DARK PROPHET: Seymour Hersh, the dean of American investigative journalism, was in top form Tuesday when he addressed a lunch gathering hosted by the American Society of Magazine Editors. The prolific New Yorker writer shared his gloomy views on the current administration and the prospects for stability in Iraq with a crowd that included Elle editor in chief Roberta Myers, Playboy editor in chief Chris Napolitano and Newsweek editor Mark Whitaker. “The question I keep thinking about is how did eight or nine neocons, utopians, take control of the government?” Hersh said by way of warm-up. He predicted that President Bush would be forced to reinstate the draft in a hypothetical second term, said the Pentagon had failed to account for billions of dollars, and called the abuses at Camp X-Ray in Guantanamo Bay “much worse than Abu Ghraib.” He also had choice words for Henry Kissinger (“At least you knew there was some rationality somewhere. There isn’t with these guys.”) And as for Bill Clinton (“I admire Clinton — he was the first president since World War II to bomb white people.”) By the time Hersh declared, “The insurgency is us, baby,” most listeners were all but ready to take the advice he claimed to give anyone who asks: “Sell short and buy some property in Tuscany.” — J.B.

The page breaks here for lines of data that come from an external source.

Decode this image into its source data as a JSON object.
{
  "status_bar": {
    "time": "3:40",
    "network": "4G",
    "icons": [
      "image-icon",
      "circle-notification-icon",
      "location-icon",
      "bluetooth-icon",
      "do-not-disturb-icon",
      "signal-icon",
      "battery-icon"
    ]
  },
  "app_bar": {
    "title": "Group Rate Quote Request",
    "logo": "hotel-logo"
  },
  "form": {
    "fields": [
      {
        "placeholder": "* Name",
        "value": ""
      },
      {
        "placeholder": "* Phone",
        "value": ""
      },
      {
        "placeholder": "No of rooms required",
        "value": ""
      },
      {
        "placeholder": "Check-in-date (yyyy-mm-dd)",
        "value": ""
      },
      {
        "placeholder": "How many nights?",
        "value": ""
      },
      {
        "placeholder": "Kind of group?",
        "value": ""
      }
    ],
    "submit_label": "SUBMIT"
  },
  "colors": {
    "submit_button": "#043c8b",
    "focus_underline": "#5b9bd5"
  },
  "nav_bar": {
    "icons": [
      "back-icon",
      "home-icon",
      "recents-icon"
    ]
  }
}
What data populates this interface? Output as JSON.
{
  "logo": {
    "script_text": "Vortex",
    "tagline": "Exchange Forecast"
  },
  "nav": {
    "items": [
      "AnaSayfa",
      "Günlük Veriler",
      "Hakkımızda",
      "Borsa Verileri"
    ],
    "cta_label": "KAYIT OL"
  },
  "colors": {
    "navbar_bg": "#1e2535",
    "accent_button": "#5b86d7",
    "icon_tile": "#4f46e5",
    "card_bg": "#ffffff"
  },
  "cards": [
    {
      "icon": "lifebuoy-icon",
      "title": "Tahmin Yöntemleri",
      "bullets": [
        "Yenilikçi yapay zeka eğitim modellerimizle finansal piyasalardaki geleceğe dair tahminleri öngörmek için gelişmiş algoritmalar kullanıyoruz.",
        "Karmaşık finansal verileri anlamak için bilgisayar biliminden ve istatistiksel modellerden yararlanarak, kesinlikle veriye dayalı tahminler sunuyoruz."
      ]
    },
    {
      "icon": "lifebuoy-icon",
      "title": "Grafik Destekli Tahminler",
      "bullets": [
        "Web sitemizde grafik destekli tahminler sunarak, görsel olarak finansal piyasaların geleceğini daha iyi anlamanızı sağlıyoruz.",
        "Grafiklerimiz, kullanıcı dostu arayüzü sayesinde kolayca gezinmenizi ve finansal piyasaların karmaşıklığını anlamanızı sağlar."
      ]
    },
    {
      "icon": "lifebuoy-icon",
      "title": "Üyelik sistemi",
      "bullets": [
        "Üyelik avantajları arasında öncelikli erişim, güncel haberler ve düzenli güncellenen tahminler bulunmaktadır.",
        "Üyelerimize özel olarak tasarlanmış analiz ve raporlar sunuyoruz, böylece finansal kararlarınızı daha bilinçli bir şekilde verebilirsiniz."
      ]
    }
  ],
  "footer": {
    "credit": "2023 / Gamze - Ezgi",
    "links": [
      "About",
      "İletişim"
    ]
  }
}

This story first appeared in the September 29, 2004 issue of WWD. Subscribe Today.